The sharp rocks, looking like 3- and 4-inch (7.6 and 10.2 centimeters) shark’s teeth, appeared to be wind-sculpted. Soft formations apparently overlie harder rock, and as the wind scours the region, what is left behind are the jagged remains of the tough subsurface stuff.
"The wind becomes a big problem for our wheels," Grotzinger said. "As the rocks fall apart, they are sculpted by the wind to points that we see as we drive along."
Grotzinger and Curiosity rover planner team lead Chris Roumeliotis displayed to the audience at Caltech graphic images of wheel wear captured by Curiosity’s cameras.
"We did an inventory of the wheels," Grotzinger said, "and here’s the image that set us on into a constructed panic."
The mosaic showed wheels that had been dented, punctured and even torn by the rocks below. "To figure out what to do… you take a picture of a metal wheel," he added, "and when you see the planet on the other side [i.e. through a large hole in the wheel], unless it says 'JPL,' it's a problem."
The JPL phrase refers to the holes that had been engineered into the wheels to mark the rover’s path in the sandy surface; these holes spell out 'JPL' in Morse code. But the Martian landscape could be clearly seen through additional rips and tears in the metal.
An extensive testing campaign was immediately initiated both at JPL’s "Mars Yard," a rocky surface set up at the lab, as well as in the field near California's Death Valley.
Roumeliotis showed a video of one such test. It used a roughly 3-inch by 1-inch (7.6 by 2.5 cm) aluminum spike with a dull point to simulate a sharp rock.
"Welcome to 'The Impaler,'" Roumeliotis said as the rover drove over the spike and the wheel’s surface tore like wet paper. There was a visceral gasp from the audience. [Curiosity Completes 1 Martian Year on Red Planet (Video)]
Roumeliotis pointed out that such damage only occurred when the rover was driving forward, due to the pivot points of the suspension system. A similar video of the rover driving backward showed the wheels traversing the spike with no ill effects. In the months ahead, the rover will therefore be driving backward across some of the worst areas, as it did when crossing the last rocky patch. This results in less damage, and what does occur tends to affect two wheels and not four when driving in this mode, team members said.
In a later conversation, Grotzinger pointed out that the real strength in Curiosity’s beer-keg-size wheels lies not in the tread surface but rather in the metal ridge and flexible spokes inside. "The internal rim and the flexible spokes really absorb much of the punishment," he said.
The rover team considered seven different pathways for the remaining distance between Curiosity’s current location and the 3.4-mile-high (5.5 km) Mount Sharp, whose many rock layers record a history of Mars' changing environmental conditions over time.
Curiosity will descend into a shallow, sandy-floored valley to avoid the worst of the upcoming terrain.

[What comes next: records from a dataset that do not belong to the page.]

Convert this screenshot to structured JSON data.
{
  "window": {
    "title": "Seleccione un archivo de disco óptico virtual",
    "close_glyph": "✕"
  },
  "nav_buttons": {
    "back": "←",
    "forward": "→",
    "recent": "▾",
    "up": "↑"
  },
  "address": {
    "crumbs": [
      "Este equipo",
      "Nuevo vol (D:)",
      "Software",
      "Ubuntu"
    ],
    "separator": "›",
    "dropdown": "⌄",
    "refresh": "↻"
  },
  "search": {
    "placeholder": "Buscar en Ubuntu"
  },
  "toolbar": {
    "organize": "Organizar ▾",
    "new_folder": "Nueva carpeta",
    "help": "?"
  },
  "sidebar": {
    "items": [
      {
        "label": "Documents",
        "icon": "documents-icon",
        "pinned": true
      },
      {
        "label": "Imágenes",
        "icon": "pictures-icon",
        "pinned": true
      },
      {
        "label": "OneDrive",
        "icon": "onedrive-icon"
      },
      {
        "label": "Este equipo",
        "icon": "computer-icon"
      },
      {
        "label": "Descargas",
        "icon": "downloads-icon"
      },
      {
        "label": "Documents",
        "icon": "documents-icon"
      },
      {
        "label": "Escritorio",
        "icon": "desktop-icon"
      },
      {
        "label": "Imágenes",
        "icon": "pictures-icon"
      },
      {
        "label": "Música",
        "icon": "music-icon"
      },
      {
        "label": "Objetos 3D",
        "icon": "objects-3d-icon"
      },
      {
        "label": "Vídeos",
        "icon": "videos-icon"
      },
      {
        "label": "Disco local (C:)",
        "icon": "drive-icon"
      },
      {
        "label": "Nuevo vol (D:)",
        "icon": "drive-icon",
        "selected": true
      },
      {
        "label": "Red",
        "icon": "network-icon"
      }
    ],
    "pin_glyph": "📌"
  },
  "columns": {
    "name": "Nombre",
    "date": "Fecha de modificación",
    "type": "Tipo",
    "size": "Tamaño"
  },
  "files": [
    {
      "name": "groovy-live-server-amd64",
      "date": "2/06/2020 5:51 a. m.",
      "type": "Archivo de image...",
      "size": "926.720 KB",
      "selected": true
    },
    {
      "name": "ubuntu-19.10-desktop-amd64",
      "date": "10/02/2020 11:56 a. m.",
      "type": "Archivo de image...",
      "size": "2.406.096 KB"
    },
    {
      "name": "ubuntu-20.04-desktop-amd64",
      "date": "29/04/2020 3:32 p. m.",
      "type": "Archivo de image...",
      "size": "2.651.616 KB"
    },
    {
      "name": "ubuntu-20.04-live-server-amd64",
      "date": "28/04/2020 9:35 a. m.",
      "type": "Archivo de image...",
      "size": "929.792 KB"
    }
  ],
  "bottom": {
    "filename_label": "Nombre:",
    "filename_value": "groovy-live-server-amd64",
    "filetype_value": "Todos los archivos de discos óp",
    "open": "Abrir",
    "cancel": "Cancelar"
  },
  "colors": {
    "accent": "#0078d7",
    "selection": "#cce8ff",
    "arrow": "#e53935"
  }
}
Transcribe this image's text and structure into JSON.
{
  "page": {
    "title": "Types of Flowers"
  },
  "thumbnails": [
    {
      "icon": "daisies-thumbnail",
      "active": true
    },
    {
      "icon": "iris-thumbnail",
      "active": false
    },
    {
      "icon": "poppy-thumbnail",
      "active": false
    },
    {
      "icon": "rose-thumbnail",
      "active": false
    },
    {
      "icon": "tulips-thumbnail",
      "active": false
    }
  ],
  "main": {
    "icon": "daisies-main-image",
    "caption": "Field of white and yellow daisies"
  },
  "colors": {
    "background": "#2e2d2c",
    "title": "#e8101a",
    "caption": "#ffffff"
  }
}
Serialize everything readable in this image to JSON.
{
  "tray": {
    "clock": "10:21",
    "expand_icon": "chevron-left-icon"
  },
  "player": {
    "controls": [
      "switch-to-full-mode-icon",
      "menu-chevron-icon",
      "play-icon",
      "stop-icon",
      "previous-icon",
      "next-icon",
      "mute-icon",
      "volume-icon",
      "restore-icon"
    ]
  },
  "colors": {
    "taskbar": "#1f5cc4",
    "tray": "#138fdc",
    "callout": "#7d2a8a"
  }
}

The rover team plans to skirt the deeper sand by hugging the edge of the valley floor, where the drift thins out near the wall.
Someone posted Robert Frost’s poem "The Road Less Taken" at JPL in tribute to the challenging choices ahead, Grotzinger told the crowd. The choice seemed fitting.
"But I’ll bet Frost never imagined there could be seven routes that you might take,"Grotzinger added with a smile.